WhatsApp hacked using just a GIF. Update your app as soon as possible

Although WhatsApp has important security measures, such as end-to-end encryption, this does not mean that the platform is completely secure. A digital forensics specialist has just discovered a vulnerability that, if exploited, allows hackers to access the victim’s files and messages using specially crafted, malicious GIF files.

The researcher, known as “Awakened”, mentions that the vulnerability exists due to a “double-free” bug in the instant messaging service. In other words, this is a memory corruption condition that can generate various scenarios, from blocking an app, to generating an attack vector to gain complete access to the targeted device.

According to the digital forensics specialist, all a threat actor requires to trigger this attack is to create a malicious GIF and calmly wait for the victim to access their WhatsApp image gallery. Through GitHub, the specialist mentions that the flaw lies in the implementation of the WhatsApp gallery display, used to generate previews of the files that can be sent through the application.

Apparently, the exploit only works on versions 8.1 and 9.0 of the Android operating system: “Versions 8.0 and earlier are not affected by the flaw”, Awakened mentioned. “It is possible to trigger the bug in version 8.0 and earlier, but the application collapses before it can complete the attack”, adds the researcher.

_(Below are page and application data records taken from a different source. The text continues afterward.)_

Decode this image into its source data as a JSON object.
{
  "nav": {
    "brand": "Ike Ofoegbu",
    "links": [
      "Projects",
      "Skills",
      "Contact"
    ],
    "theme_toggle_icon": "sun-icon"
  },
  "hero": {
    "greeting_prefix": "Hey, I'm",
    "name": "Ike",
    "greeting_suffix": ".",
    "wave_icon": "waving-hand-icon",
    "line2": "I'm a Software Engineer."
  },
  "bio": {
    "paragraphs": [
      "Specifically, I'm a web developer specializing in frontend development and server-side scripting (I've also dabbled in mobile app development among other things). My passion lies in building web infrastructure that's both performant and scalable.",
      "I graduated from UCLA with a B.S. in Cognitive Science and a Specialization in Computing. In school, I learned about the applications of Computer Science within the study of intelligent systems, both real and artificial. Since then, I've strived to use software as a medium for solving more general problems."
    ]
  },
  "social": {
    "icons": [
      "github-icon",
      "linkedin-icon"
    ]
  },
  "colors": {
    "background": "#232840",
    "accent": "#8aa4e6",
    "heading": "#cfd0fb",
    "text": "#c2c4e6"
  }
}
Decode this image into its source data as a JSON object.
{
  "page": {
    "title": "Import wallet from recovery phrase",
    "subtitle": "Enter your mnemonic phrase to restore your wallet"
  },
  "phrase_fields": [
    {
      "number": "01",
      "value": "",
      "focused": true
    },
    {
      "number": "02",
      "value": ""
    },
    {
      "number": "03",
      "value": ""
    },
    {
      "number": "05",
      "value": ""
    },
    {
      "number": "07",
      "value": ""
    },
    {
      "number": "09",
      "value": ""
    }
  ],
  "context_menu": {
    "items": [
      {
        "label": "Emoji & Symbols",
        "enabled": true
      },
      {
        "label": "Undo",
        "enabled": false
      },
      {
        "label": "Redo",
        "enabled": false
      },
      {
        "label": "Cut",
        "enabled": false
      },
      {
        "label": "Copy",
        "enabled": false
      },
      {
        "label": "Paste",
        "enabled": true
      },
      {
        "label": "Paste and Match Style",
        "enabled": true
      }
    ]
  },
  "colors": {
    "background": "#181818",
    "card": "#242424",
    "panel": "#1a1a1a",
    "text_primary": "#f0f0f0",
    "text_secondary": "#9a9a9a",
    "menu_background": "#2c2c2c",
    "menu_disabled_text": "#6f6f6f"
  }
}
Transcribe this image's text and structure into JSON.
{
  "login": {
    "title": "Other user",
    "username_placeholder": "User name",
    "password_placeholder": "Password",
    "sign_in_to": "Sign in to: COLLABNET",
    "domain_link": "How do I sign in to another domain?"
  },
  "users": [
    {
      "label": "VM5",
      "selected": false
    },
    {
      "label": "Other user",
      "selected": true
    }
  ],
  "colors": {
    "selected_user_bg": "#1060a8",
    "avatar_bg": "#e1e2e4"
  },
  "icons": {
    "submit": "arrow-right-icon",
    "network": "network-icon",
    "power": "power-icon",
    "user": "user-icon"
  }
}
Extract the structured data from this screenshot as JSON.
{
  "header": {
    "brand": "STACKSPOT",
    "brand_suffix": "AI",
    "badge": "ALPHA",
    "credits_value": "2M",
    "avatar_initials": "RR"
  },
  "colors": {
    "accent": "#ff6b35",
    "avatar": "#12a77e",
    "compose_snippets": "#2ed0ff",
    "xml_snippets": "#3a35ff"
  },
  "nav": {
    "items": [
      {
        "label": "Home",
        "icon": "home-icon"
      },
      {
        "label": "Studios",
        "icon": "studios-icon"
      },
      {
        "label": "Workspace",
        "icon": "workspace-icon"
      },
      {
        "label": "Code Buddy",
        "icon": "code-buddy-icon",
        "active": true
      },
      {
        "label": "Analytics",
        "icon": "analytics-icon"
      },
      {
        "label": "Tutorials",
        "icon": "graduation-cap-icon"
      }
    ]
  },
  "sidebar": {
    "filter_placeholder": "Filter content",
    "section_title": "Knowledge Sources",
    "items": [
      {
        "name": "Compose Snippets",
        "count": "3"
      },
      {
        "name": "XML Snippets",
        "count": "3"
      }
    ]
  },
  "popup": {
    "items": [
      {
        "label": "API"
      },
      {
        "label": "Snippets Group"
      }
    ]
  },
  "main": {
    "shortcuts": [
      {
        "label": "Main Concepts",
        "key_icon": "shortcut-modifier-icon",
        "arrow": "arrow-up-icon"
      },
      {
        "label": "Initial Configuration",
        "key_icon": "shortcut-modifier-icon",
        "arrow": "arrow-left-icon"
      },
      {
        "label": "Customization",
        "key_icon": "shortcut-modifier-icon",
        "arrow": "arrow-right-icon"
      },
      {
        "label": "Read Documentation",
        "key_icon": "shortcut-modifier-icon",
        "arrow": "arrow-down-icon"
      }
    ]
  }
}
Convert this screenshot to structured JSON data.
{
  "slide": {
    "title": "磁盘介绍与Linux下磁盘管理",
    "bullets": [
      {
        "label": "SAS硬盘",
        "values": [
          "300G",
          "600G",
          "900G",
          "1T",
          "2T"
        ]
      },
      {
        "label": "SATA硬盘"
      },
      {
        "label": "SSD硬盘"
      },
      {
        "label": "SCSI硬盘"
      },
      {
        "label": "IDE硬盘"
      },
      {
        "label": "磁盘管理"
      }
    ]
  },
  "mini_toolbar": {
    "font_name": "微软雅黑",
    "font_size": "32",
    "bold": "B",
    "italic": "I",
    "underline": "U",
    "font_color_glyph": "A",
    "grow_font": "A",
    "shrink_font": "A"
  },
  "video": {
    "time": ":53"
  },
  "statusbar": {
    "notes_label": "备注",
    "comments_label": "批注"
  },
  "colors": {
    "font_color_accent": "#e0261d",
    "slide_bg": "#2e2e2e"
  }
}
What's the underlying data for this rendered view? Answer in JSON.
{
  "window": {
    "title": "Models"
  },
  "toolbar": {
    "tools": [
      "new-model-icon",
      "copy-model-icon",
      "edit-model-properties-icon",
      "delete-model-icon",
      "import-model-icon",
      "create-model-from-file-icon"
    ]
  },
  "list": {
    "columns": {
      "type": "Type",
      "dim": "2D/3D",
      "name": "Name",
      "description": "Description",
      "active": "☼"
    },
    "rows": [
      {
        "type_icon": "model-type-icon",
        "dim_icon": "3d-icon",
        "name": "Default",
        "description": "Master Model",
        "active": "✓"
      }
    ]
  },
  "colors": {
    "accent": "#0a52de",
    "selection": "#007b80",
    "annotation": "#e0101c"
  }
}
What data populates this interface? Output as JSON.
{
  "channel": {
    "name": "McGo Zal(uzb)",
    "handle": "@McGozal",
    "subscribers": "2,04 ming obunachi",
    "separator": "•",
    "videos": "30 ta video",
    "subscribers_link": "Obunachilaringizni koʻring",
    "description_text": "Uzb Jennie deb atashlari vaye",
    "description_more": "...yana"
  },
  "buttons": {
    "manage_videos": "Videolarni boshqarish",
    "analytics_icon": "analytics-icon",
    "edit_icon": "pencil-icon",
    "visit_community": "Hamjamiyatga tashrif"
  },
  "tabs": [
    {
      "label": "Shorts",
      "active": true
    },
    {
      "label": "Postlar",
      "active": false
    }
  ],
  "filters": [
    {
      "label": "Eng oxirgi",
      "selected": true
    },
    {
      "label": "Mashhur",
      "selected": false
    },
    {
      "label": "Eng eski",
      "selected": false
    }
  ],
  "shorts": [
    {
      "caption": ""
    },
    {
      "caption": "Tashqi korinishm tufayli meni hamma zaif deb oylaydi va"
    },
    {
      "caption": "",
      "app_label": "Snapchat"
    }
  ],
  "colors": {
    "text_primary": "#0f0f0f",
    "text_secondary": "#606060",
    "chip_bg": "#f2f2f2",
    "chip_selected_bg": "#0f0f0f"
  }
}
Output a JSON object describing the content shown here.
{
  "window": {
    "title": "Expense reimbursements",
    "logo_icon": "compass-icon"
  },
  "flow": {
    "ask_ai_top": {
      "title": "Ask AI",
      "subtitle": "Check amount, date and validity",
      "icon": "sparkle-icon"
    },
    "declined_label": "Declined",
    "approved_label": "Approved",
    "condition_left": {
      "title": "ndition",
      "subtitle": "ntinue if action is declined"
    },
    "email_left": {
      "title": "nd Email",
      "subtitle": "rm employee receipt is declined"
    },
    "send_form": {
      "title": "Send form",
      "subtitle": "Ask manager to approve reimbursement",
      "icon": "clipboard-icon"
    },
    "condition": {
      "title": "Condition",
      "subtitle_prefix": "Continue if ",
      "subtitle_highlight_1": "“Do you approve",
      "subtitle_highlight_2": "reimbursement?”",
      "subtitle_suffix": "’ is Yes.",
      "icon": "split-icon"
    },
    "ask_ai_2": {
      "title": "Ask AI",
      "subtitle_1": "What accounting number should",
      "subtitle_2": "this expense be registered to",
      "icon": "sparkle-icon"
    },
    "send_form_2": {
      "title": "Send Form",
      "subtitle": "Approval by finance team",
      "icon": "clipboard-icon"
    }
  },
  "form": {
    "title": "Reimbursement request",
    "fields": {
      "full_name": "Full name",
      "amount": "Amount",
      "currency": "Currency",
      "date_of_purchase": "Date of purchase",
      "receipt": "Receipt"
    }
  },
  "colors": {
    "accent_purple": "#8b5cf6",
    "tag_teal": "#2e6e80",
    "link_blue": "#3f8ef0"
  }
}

According to the researcher, Facebook has already received the vulnerability report and started developing a solution. Digital forensics specialists mention that it will be necessary to install the latest WhatsApp update to mitigate the risk of exploitation. Facebook asserts that so far there is no evidence to suggest the exploitation of this flaw in real-world scenarios.

After an apparent confusion inside the team responsible for WhatsApp security, Awakened again contacted the company to clarify some questions about exploiting the vulnerability: “maybe WhatsApp representatives misunderstood the situation,” the expert said. Finally, Awakened sent the company a proof of concept showing all the necessary steps for the exploitation of the flaw. “Facebook addressed the bug, which was fixed in version 2.19.244 of the app,” the specialist concluded.

This is not the first time WhatsApp should fix bugs in its software. According to digital forensics specialists from the International Institute of Cyber Security (IICS) a few months ago a vulnerability was reported in the app that, if exploited, allowed threat actors to inject spying software into the targeted device. The flaw was quickly patched by the company, although it was never specified if there were users affected by the flaw. Recently, a flaw in the messaging service was also discovered that allowed hackers to manipulate the content of a message or even send fake messages. Members of the cybersecurity community are still waiting for new Facebook reports on correcting these bugs.